● Your assignment: Give back a single number: the count of lines in the data that contain the string "JSON".

════════════════

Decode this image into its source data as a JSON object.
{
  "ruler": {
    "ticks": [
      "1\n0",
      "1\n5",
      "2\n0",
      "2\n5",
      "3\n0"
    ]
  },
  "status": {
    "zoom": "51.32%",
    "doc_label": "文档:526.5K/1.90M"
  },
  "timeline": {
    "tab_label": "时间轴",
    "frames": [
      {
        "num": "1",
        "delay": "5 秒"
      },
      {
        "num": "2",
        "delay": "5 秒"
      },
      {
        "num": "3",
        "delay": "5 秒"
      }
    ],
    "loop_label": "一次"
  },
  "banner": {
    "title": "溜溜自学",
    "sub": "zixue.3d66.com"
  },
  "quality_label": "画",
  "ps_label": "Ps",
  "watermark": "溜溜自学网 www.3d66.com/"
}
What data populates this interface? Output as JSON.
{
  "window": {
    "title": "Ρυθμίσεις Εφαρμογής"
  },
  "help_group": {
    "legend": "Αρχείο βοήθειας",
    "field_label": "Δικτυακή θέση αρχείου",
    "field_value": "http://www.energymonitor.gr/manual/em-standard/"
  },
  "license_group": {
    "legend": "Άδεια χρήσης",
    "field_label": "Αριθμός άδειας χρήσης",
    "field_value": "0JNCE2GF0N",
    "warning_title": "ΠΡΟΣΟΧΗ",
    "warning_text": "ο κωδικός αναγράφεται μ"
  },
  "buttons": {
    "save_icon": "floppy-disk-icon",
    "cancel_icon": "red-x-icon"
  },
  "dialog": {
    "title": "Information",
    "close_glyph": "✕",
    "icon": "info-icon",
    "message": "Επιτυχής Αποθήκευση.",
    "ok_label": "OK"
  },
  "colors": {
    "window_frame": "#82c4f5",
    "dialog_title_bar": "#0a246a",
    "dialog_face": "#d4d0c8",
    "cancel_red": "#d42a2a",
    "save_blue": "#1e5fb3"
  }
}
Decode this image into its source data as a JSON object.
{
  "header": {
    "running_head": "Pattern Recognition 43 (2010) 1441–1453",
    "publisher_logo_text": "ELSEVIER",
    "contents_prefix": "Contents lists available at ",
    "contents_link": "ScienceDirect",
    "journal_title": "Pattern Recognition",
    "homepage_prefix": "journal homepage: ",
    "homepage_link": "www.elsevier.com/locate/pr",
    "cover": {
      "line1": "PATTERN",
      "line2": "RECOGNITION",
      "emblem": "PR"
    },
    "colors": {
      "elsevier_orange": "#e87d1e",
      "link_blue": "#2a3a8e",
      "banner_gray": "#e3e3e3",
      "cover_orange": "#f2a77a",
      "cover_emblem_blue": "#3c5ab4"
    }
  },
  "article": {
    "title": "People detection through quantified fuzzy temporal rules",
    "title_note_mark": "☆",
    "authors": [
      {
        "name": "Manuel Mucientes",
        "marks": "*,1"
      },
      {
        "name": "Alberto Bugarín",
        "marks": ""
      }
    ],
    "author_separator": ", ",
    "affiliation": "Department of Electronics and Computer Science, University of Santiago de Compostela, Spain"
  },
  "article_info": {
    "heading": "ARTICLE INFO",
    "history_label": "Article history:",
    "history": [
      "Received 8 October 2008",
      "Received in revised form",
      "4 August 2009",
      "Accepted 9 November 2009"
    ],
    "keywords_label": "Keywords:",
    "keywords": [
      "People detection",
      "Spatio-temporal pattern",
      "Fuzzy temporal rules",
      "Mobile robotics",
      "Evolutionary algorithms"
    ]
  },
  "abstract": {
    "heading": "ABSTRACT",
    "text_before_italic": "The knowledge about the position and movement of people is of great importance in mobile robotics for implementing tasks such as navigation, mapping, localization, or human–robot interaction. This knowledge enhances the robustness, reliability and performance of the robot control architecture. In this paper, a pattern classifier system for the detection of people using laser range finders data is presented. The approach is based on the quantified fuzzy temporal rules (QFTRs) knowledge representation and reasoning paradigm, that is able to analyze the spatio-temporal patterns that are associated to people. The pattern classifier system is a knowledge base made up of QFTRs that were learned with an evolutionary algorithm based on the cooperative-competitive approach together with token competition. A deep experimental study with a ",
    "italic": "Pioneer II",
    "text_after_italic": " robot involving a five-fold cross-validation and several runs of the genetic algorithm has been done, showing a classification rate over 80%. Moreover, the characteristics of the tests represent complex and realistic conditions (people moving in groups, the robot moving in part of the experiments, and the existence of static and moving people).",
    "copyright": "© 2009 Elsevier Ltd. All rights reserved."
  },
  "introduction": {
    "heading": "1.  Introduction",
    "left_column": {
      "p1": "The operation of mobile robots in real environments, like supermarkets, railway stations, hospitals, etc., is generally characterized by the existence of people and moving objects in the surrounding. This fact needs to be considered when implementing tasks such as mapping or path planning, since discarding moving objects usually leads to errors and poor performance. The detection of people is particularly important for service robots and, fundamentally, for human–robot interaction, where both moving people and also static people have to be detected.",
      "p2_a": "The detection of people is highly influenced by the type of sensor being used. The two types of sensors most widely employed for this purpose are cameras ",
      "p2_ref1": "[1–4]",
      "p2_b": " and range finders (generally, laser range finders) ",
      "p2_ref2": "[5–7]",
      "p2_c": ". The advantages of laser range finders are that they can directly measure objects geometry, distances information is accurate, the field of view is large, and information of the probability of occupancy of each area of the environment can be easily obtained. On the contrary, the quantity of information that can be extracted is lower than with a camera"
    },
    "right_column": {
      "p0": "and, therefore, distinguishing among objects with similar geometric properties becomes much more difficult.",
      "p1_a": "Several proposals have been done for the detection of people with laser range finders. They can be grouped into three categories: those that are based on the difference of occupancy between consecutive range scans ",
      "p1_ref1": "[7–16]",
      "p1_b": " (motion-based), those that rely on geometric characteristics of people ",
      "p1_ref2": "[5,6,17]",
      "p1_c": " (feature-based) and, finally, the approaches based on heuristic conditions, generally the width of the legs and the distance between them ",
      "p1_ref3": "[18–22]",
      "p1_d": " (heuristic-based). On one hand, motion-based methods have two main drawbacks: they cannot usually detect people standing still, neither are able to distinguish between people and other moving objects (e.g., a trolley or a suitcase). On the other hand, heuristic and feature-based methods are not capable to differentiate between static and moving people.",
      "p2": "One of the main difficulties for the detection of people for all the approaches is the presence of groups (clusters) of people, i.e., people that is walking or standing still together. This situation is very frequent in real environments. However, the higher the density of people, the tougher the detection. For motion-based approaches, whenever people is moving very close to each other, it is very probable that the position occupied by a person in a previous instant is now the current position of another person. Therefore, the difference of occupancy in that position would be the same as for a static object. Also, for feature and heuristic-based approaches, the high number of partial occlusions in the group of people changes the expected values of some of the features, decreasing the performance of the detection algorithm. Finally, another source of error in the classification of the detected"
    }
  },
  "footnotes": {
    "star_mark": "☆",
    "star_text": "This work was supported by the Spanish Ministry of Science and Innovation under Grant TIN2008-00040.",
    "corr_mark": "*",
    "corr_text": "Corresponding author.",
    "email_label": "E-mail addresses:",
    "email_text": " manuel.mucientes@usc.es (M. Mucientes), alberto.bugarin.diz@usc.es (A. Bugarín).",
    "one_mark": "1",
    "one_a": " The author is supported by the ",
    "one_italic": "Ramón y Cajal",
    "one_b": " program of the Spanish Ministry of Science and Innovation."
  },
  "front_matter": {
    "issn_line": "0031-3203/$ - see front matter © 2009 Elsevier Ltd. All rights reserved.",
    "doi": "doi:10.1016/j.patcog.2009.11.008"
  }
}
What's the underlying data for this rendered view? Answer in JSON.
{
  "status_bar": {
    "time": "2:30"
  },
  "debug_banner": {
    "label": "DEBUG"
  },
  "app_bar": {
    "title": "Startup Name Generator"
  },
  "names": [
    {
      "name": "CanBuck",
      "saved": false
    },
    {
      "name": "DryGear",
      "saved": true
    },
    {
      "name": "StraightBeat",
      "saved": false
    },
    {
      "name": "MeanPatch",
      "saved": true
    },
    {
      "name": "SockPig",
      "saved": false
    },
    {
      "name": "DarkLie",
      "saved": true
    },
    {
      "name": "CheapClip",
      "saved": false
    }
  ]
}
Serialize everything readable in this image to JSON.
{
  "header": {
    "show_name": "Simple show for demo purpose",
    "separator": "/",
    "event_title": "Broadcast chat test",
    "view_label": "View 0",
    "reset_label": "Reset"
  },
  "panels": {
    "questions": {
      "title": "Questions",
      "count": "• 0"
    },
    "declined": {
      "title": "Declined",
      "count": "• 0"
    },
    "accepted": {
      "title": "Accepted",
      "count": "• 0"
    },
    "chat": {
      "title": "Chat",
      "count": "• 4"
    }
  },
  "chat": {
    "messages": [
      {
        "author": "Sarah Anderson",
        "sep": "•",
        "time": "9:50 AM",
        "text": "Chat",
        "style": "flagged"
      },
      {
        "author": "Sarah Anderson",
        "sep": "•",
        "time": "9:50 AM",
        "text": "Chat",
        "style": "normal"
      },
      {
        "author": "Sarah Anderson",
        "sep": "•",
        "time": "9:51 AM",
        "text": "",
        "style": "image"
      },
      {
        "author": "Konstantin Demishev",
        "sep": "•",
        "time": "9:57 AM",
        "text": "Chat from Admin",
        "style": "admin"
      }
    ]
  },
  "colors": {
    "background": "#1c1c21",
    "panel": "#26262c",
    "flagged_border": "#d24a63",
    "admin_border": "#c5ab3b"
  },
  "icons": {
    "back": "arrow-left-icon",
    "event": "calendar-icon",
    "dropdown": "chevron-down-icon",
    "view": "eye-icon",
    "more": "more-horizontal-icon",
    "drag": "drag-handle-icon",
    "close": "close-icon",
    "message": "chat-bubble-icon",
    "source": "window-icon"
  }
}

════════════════

● Exercise response: 5